It’s vital for all gun owners to know their rights and responsibilities concerning the legal use of firearms in self-defense. Nevada is one of several states to enact Stand Your Ground laws so armed citizens have a firm understanding of the circumstances in which it is legally acceptable to fire a weapon at another person. In general, Nevada’s Stand Your Ground laws allow for the use of legally owned and carried firearms to resist a violent crime or come to the defense of another person.
Acceptable Uses of Firearms in Self-Defense
Nevada gun owners must follow the state’s gun laws, which require a permit to carry a handgun. A licensed gun owner with an acceptable permit may use his or her handgun in self-defense to prevent a violent crime. This includes crimes intended to victimize the gun owner, a family member or friend with the gun owner, or another person in the vicinity. Nevada’s Stand Your Ground laws do not allow gun owners to use deadly force to stop a nonviolent crime such as a burglary. The offender must present a clear and aggressive threat, such as an attempted robbery or physical assault.

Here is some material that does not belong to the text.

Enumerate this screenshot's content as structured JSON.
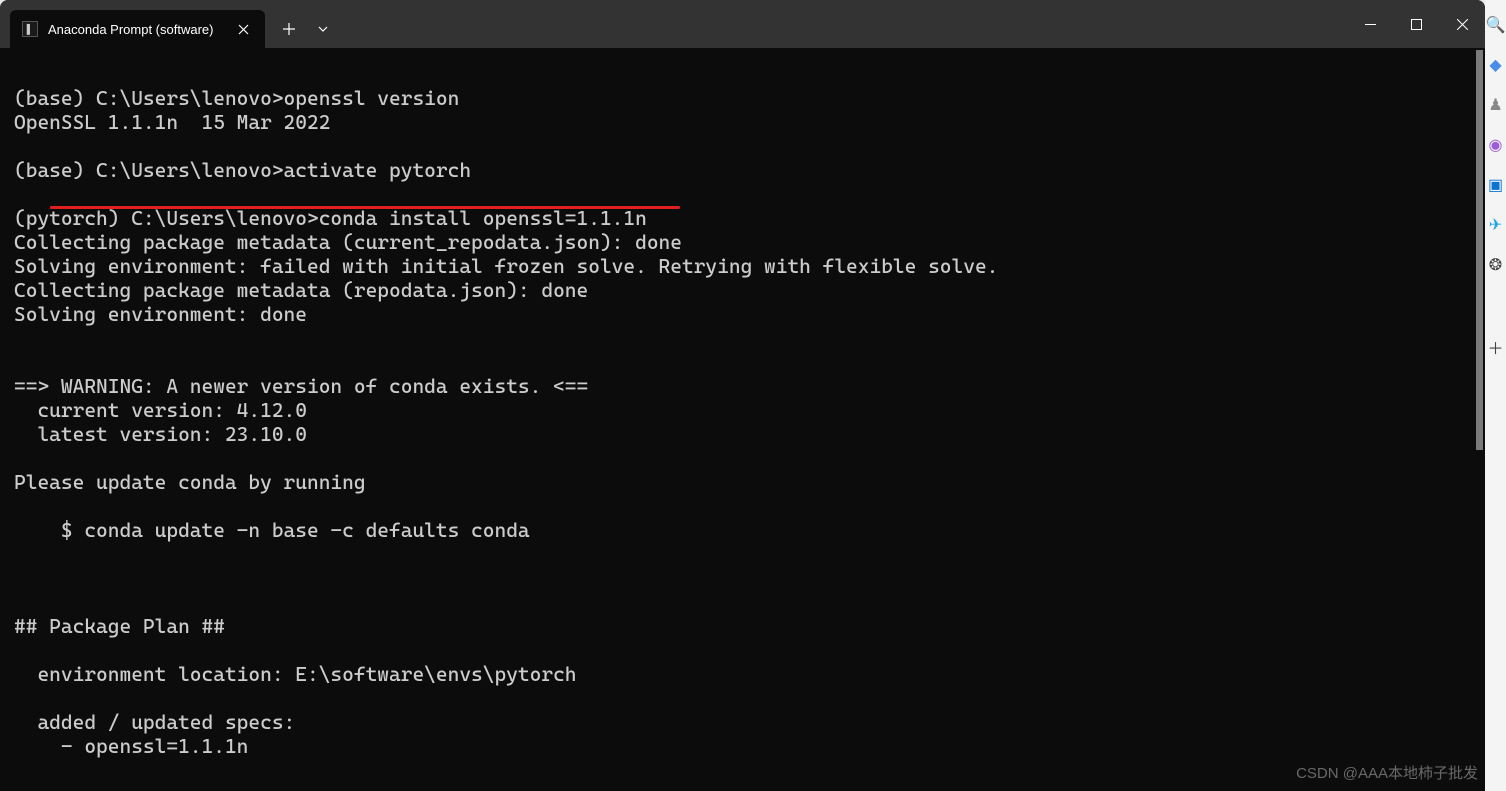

However, a gun owner may brandish a legally-owned firearm in a threatening manner in order to deter a property crime or other nonviolent offense. If the offender attempts to threaten a gun owner while committing a crime, a gun owner may legally brandish his or her weapon in a threatening manner to quell the threat.
It is also important for Nevada gun owners to know when it is acceptable to use a firearm in self-defense against a vicious animal. While the state does not have any clear exemptions for shooting an aggressive animal in self-defense, the shooter may be in violation of local firearm discharge ordinances. However, it is very unlikely that an individual would face prosecution if he or she can prove that the shooting was purely in self-defense and necessary under the circumstances.

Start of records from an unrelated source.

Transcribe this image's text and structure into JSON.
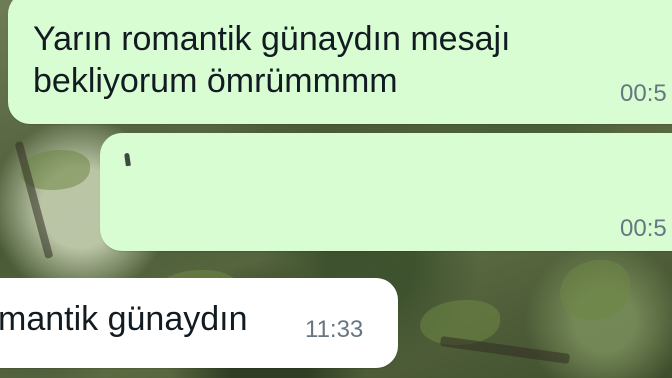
{
  "chat": {
    "messages": [
      {
        "direction": "outgoing",
        "text": "Yarın romantik günaydın mesajı\nbekliyorum ömrümmmm",
        "time": "00:5"
      },
      {
        "direction": "outgoing",
        "text": "",
        "time": "00:5"
      },
      {
        "direction": "incoming",
        "text": "mantik günaydın",
        "time": "11:33"
      }
    ]
  },
  "colors": {
    "outgoing_bubble": "#d9fdd3",
    "incoming_bubble": "#ffffff",
    "timestamp": "#667781",
    "text": "#111b21"
  }
}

There are also some local-level exemptions for the protection of property, livestock, and personal safety. For example, a landowner may shoot feral cats, coyotes, or other potentially dangerous animals that interlope on the property and present a clear threat in the area. Gun owners who believe they may encounter such an issue should check their local firearm discharge ordinances.
In some cases, a gun owner may feel compelled to use deadly force in self-defense. A gun owner has no legal obligation to retreat before using deadly force as they might in some other states. As long as the gun owner is legally present at the location of the use of deadly force and has not engaged in any criminal activity, the gun owner may shoot to kill if another person presents a clear and aggressive threat.
The justifiable homicide definition also extends to cases involving the defense of a loved one, such as a parent, child, sibling, spouse, or other close relative as well as friends, acquaintances or even strangers if a violent person displays a clear threat against one or more of these individuals. In any justifiable homicide case, the shooter must be able to prove that the deceased offender presented such an immediate and clear threat that the shooter felt he or she had no choice but to use deadly force.
A shooter in a justifiable homicide case will also have immunity from civil liability for the shooting. For example, a woman in her apartment uses her legally owned firearm to fatally shoot an intruder threatening her with a weapon. The deceased intruder’s parents may attempt to file a wrongful death lawsuit against the woman, but she would have immunity from civil liability since it was a justifiable homicide.
If you have a loved one who was injured and you believe it was not justified, contact a personal injury lawyer today.